Engineers undervalued in society, report finds

A new report has found that almost three quarters of people (71 per cent) believe the contribution of engineers to society is undervalued and that they deserve more recognition.


The Queen Elizabeth Prize Create the Future report surveyed over 10,000 people across ten of the world’s major economies: Brazil, China, Germany, India, Japan, South Africa, South Korea, the UK, and the USA. 57 per cent of respondents said engineering is critical in solving the world’s problems, with particularly strong sentiment coming from the UK, USA and Germany.

57 per cent of respondents said engineering is critical in solving the world’s problems.
57 per cent of respondents said engineering is critical in solving the world’s problems.

Sectors where engineers are seen as crucial to advances include renewables, computer technology, infrastructure, healthcare, and online security. Interestingly, people of all age groups agreed that solving the world’s problems should take precedence over the problems of their individual countries.

“As an engineer, I am enormously encouraged to see that the public thinks engineers are capable of solving the world’s greatest problems,” said Lord Browne, chairman of the Queen Elizabeth Prize for Engineering Foundation.

“It is also encouraging to see that people think the priority for engineers should be improving renewable energy and healthcare, not just traditional engineering infrastructure such as bridges and buildings.”

“However, the report also highlights some of the perception problems that the engineering community continues to face. Without combatting the lack of understanding surrounding our profession and changing persistent stereotypes, we will not attract the next generation of engineers to meet the challenges of the future.”

Project Manager Nisrine Chartouny with some of the women constructing the new Crossrail Farringdon Station
Project Manager Nisrine Chartouny with some of the women constructing the new Crossrail Farringdon Station

The perception problems referred to by Lord Browne are especially evident in the UK. Of the ten markets surveyed, the UK public was found to be the least interested in engineering. Despite UK participants recognising engineering as a stimulating and rewarding career, this did not correspond to interest in the topic, particularly amongst 16 and 17 year olds. Just 20 per cent in that age group claimed interest in engineering, compared to around 80 per cent in India and Turkey.

Though more men than women in all countries show an interest in engineering, the gap is narrowest in emerging economies.
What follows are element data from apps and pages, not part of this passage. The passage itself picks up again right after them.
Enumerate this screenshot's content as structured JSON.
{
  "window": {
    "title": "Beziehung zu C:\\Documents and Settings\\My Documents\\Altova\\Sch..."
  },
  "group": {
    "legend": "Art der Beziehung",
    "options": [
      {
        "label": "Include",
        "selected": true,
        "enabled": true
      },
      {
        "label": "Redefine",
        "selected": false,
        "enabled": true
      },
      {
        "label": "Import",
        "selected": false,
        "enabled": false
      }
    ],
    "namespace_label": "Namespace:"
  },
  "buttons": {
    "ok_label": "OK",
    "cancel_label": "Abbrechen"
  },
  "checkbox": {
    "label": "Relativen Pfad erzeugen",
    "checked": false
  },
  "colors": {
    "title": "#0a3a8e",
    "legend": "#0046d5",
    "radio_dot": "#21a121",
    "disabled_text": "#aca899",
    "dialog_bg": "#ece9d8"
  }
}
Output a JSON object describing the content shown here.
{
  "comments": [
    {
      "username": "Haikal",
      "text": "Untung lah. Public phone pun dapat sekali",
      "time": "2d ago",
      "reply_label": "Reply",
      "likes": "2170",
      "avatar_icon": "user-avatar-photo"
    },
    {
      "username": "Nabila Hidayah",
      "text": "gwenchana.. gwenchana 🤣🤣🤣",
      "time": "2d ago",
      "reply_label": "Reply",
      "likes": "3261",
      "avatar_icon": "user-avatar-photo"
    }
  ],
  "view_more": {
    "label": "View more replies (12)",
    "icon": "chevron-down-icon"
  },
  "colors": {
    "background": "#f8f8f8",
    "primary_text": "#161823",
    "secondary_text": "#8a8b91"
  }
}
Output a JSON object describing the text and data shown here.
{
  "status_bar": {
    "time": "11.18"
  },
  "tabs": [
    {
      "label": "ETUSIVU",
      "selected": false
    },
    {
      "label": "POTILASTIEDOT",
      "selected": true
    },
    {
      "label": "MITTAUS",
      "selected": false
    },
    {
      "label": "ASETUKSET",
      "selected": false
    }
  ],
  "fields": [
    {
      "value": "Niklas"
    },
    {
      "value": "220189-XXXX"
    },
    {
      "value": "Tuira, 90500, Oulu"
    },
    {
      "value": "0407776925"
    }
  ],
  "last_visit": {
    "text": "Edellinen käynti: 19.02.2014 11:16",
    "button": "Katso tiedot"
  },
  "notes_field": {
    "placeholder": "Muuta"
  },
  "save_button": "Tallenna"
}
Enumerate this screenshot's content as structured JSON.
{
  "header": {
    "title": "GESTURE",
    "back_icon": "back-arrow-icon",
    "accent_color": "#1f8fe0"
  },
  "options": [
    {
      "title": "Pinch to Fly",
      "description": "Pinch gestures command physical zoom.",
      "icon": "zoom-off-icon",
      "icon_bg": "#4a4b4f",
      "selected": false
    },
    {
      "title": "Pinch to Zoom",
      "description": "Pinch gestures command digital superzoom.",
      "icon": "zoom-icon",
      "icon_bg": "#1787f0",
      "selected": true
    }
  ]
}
The countries with the greatest gender disparity were the UK, Japan and South Africa.

“Our sector needs to work together to overcome some of the outdated stereotypes and old-fashioned notions that engineering isn’t a career suitable for women,” said Nigel Whitehead, group managing director at BAE Systems.

“We must do more to show all young people, and their parents, that engineering is a great career choice and be bolder about the importance of STEM subjects.”